This atrocity was perpetrated, not by the Nazis, not even by the Germans, but by the Jews’ Christian neighbors. And Jebwabne was one of hundreds – thousands, if you count those in Russia and the Ukraine - of villages where this sort of thing occurred. Hey! They were “Christ killers”!

But if you blame religion for the depravity of Eastern European Christians, then you also have to credit religion for the heroism of Denmark’s Christians.

You really have to read this; it will restore your faith in humanity:


If the little fishing boats of England, who rescued the British Expeditionary Force at Dunkirk, were heroes, what can we say of the little fishing boats who rescued virtually the entire Jewish population of Denmark by slipping them across the icy straits to Sweden, under the very noses of the Germans?

“From all strata of Danish society and in all parts of the country, clergymen, civil servants, doctors, store owners, farmers, fishermen and teachers protected the Jews. A united Lutheran Church openly and persistently challenged the German offensive. Many Torahs from Rabbi Melchior’s synagogue were hidden a few blocks away in the crypt of Trinity Church. Dr. Koster, who was in charge of Bispebjerg Hospital, was instrumental in arranging for hundreds of Jews to be hidden at the hospital before they made their escape to Sweden. The psychiatric building and the nurses’ quarters were filled with refugees, who were all fed from the hospital kitchen. Virtually the entire medical staff at the hospital cooperated to save Jewish lives. Once it became known among Danes what the hospital was doing, money was donated from all over the country.”

Humans are a complex social species, capable of great good, and great evil. Religion is just a tool humans in groups use to attain their ends, for good or ill.

Anonymous said...

DJ, yes sunrise is figure of speech because it comes from our history before people knew better. So what is your point? One would think that God would know better that our planet is a sphere (well close enough for this text) and no matter how high one goes you can't see the end of it. See you are actually proving my point that Bible was man made and not God inspired at all (and yes Hebrew knows the difference between a circle and a sphere so had it been known at that time it would be written as such).
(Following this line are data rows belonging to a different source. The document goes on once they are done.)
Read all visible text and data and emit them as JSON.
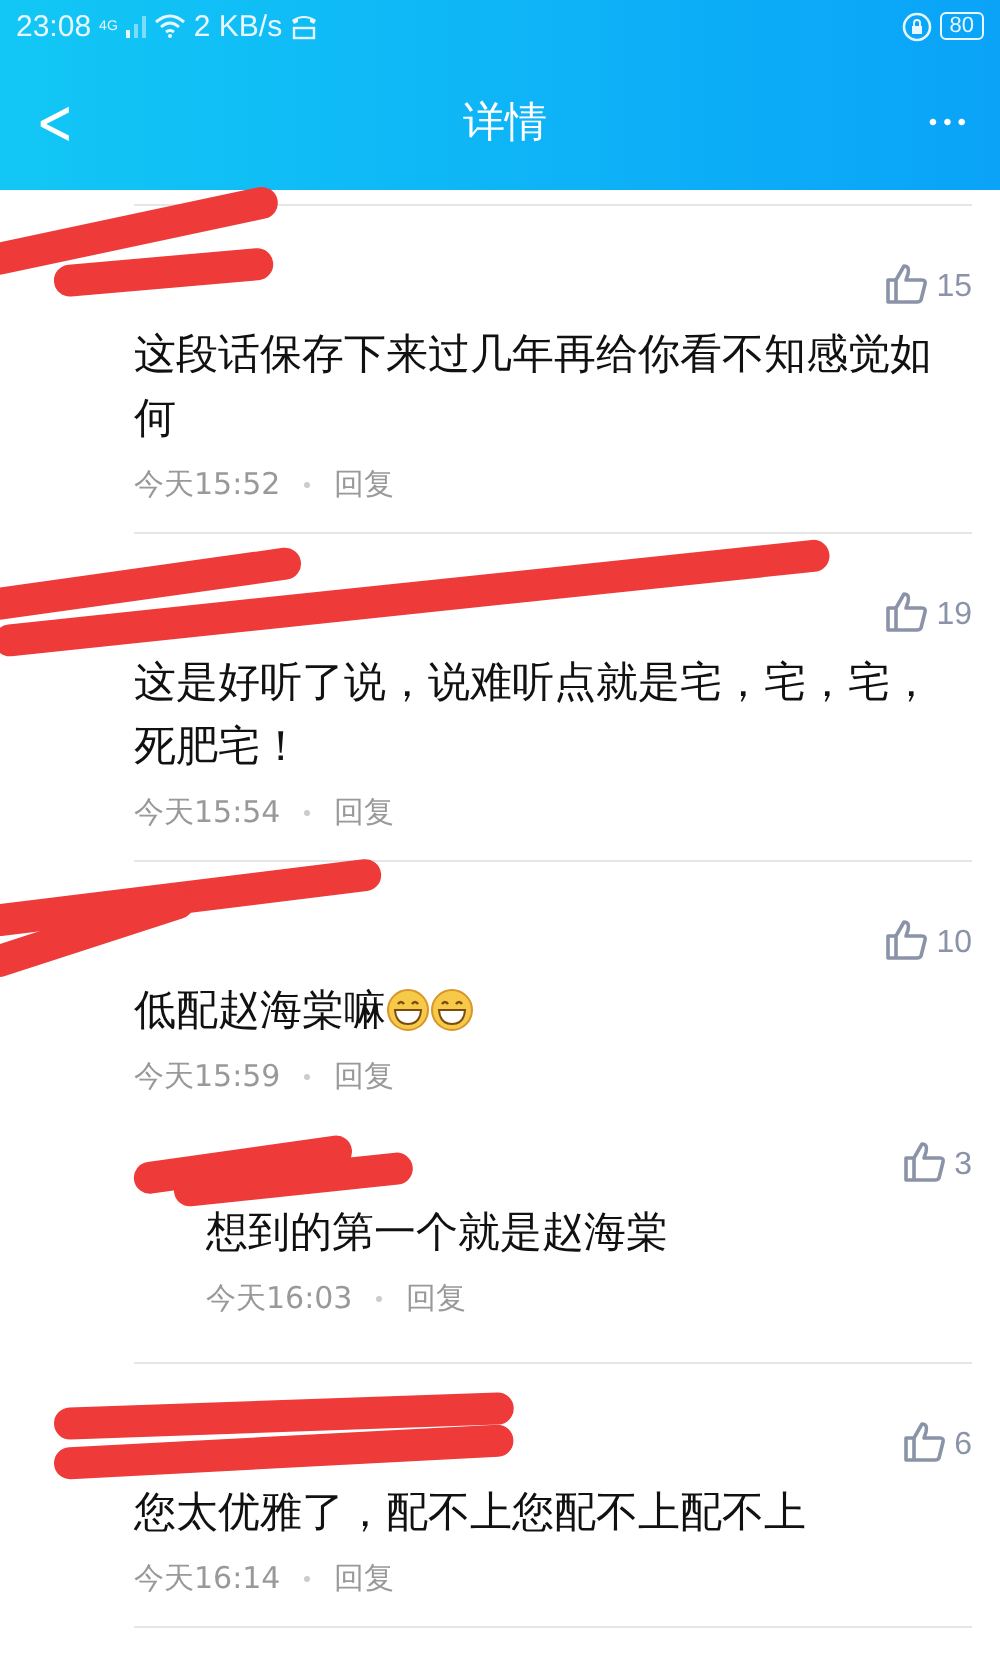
{
  "status_bar": {
    "time": "23:08",
    "network": "4G",
    "speed": "2 KB/s",
    "battery": "80"
  },
  "header": {
    "back": "<",
    "title": "详情",
    "more": "•••"
  },
  "comments": [
    {
      "kind": "comment",
      "likes": "15",
      "text": "这段话保存下来过几年再给你看不知感觉如何",
      "time": "今天15:52",
      "reply": "回复"
    },
    {
      "kind": "comment",
      "likes": "19",
      "text": "这是好听了说，说难听点就是宅，宅，宅，死肥宅！",
      "time": "今天15:54",
      "reply": "回复"
    },
    {
      "kind": "comment",
      "likes": "10",
      "text": "低配赵海棠嘛",
      "emojis": [
        {
          "kind": "grin"
        },
        {
          "kind": "grin"
        }
      ],
      "time": "今天15:59",
      "reply": "回复"
    },
    {
      "kind": "reply",
      "likes": "3",
      "text": "想到的第一个就是赵海棠",
      "time": "今天16:03",
      "reply": "回复"
    },
    {
      "kind": "comment",
      "likes": "6",
      "text": "您太优雅了，配不上您配不上配不上",
      "time": "今天16:14",
      "reply": "回复"
    }
  ]
}
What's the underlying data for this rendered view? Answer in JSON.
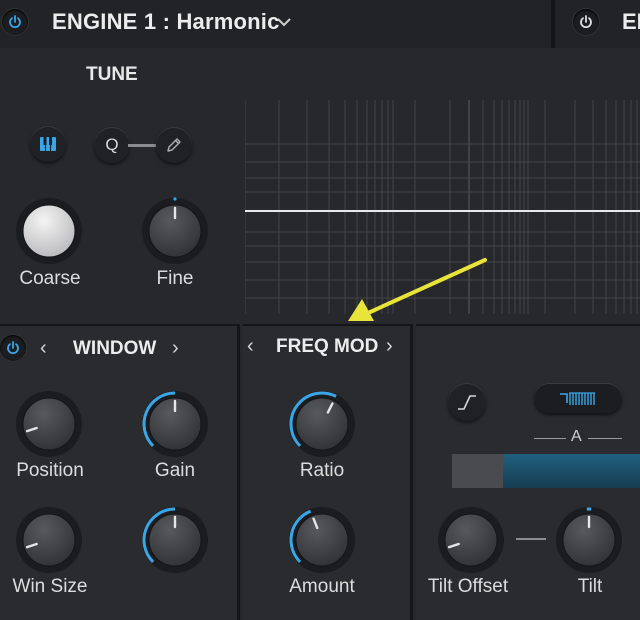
{
  "header": {
    "engine_title": "ENGINE 1 :  Harmonic",
    "engine2_label": "EN"
  },
  "tune": {
    "title": "TUNE",
    "q_label": "Q",
    "coarse": {
      "label": "Coarse",
      "value": 0.5
    },
    "fine": {
      "label": "Fine",
      "value": 0.5
    }
  },
  "window_section": {
    "title": "WINDOW",
    "position": {
      "label": "Position",
      "value": 0.1
    },
    "gain": {
      "label": "Gain",
      "value": 0.5
    },
    "win_size": {
      "label": "Win Size",
      "value": 0.1
    },
    "unlabeled": {
      "value": 0.5
    }
  },
  "freq_mod_section": {
    "title": "FREQ MOD",
    "ratio": {
      "label": "Ratio",
      "value": 0.6
    },
    "amount": {
      "label": "Amount",
      "value": 0.42
    }
  },
  "right_section": {
    "a_label": "A",
    "tilt_offset": {
      "label": "Tilt Offset",
      "value": 0.1
    },
    "tilt": {
      "label": "Tilt",
      "value": 0.5
    },
    "tilt_bar_level": 0.27
  },
  "colors": {
    "accent": "#3aa6e6",
    "arrow": "#e9e43a",
    "background": "#27282b"
  }
}
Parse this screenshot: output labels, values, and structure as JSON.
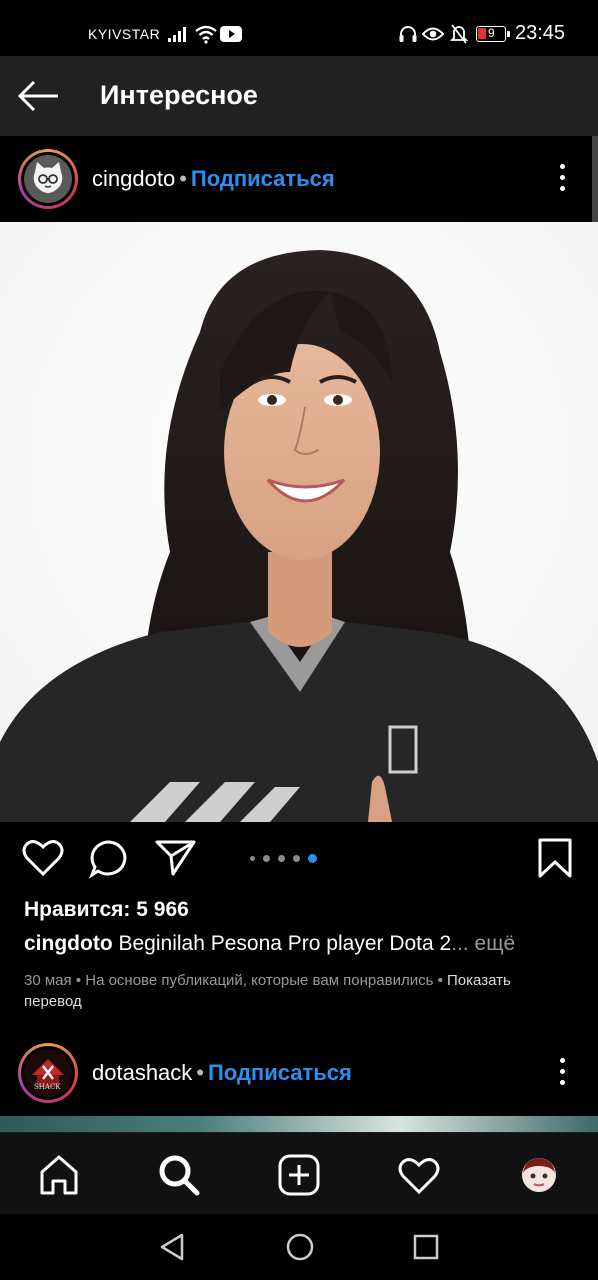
{
  "status_bar": {
    "carrier": "KYIVSTAR",
    "battery": "9",
    "time": "23:45",
    "icons": [
      "signal-icon",
      "wifi-icon",
      "youtube-icon",
      "headphones-icon",
      "eye-icon",
      "bell-off-icon",
      "battery-icon"
    ]
  },
  "header": {
    "title": "Интересное",
    "back_icon": "arrow-left-icon"
  },
  "post1": {
    "username": "cingdoto",
    "separator": "•",
    "follow_label": "Подписаться",
    "likes": "Нравится: 5 966",
    "caption_user": "cingdoto",
    "caption_text": "Beginilah Pesona Pro player Dota 2",
    "caption_more": "... ещё",
    "date": "30 мая",
    "reason": "На основе публикаций, которые вам понравились",
    "meta_separator": "•",
    "translate_label_1": "Показать",
    "translate_label_2": "перевод",
    "carousel": {
      "count": 5,
      "active_index": 4
    }
  },
  "post2": {
    "username": "dotashack",
    "separator": "•",
    "follow_label": "Подписаться",
    "avatar_text": "SHACK"
  },
  "bottom_nav": [
    "home-icon",
    "search-icon",
    "add-icon",
    "heart-icon",
    "profile-avatar"
  ],
  "system_nav": [
    "back-triangle-icon",
    "home-circle-icon",
    "recents-square-icon"
  ],
  "colors": {
    "background": "#000000",
    "appbar": "#222222",
    "accent_link": "#2d8ef0",
    "carousel_active": "#2d8ef0"
  }
}
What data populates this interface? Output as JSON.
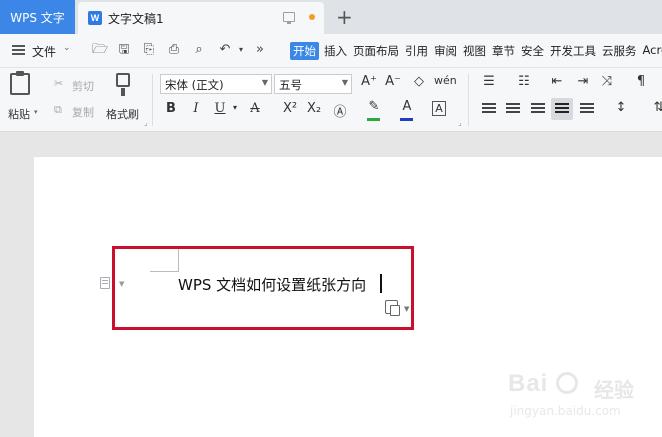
{
  "tabbar": {
    "app_tab": "WPS 文字",
    "doc_tab": {
      "icon_letter": "W",
      "title": "文字文稿1"
    }
  },
  "menubar": {
    "file_label": "文件",
    "ribbon_tabs": [
      "开始",
      "插入",
      "页面布局",
      "引用",
      "审阅",
      "视图",
      "章节",
      "安全",
      "开发工具",
      "云服务",
      "Acro"
    ],
    "active_tab": "开始"
  },
  "toolbar": {
    "paste_label": "粘贴",
    "cut_label": "剪切",
    "copy_label": "复制",
    "format_painter_label": "格式刷",
    "font_name": "宋体 (正文)",
    "font_size": "五号",
    "colors": {
      "highlight": "#2eaa3c",
      "font_color": "#1f3fbf"
    }
  },
  "document": {
    "text": "WPS 文档如何设置纸张方向"
  },
  "watermark": {
    "brand": "Bai",
    "brand_cn": "经验",
    "url": "jingyan.baidu.com"
  }
}
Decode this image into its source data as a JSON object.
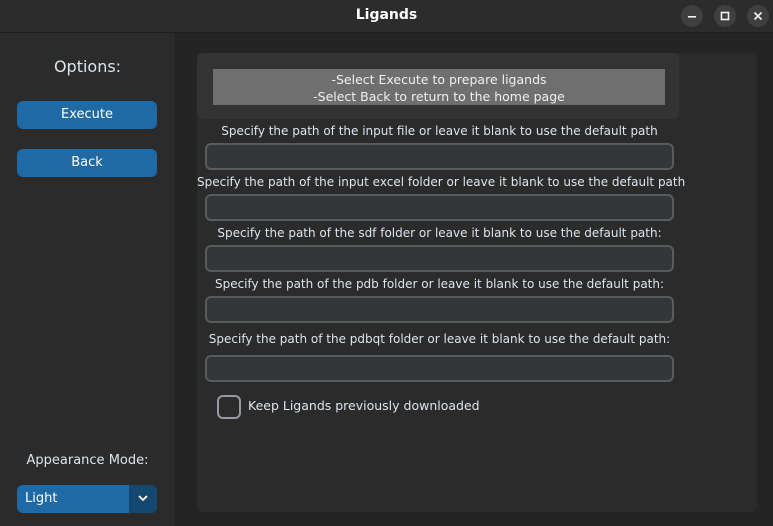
{
  "window": {
    "title": "Ligands"
  },
  "sidebar": {
    "options_label": "Options:",
    "execute_label": "Execute",
    "back_label": "Back",
    "appearance_label": "Appearance Mode:",
    "appearance_value": "Light"
  },
  "main": {
    "info_line1": "-Select Execute to prepare ligands",
    "info_line2": "-Select Back to return to the home page",
    "fields": [
      {
        "label": "Specify the path of the input file or leave it blank to use the default path",
        "value": ""
      },
      {
        "label": "Specify the path of the input excel folder or leave it blank to use the default path",
        "value": ""
      },
      {
        "label": "Specify the path of the sdf folder or leave it blank to use the default path:",
        "value": ""
      },
      {
        "label": "Specify the path of the pdb folder or leave it blank to use the default path:",
        "value": ""
      },
      {
        "label": "Specify the path of the pdbqt folder or leave it blank to use the default path:",
        "value": ""
      }
    ],
    "checkbox_label": "Keep Ligands previously downloaded",
    "checkbox_checked": false
  },
  "colors": {
    "accent": "#1f6aa5",
    "accent_dark": "#144870",
    "background": "#242424",
    "panel": "#2b2b2b"
  },
  "icons": {
    "minimize": "minimize-icon",
    "maximize": "maximize-icon",
    "close": "close-icon",
    "dropdown": "chevron-down-icon"
  }
}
As far as Hitler and Nazis, just look at all the documents and pictures. It was clear that this was identified as a "Christian army" and supported from the top of the Catholic Church as well. As far as "social Darwinism" they've practiced, this has really nothing to do (except name?) with true Darwinism in any way shape or form. It is not even wrong interpretation, it is completely different thing.

As far as homosexuality goes, you did say that you say it is sinful. Yet it comes from the OT where homosexuals have to be stoned to death. So what do you say? Should homosexuals be stoned to death as the Bible prescribes or we do have some leniency here? What about children that curse their parents? This part is only in the OT, and so is incest. So do we follow OT or not? If we do, should we kill cursing kids? If we don't is incest ok?

See, the whole thing is really ok if you do pick and choose, but there are plenty of those who think this is inerrant word of God and one can't interpret it by one own wishes.

All thing goes to faith really, you either believe this is ultimate word of God and have faith in your holy writ and slam planes in the buildings, car bomb your neighbors because they are different Christian sect then you are, roast them on an open fire or bur at the stake. You really can't deny the strong faith of those who committed 9/11!


Anonymous said...

dj, you said "Leveticus 20:13 was a law given for the OT theocratic nation of Israel, not for individuals today." yet this is where homosexuality is mentioned. So what is it?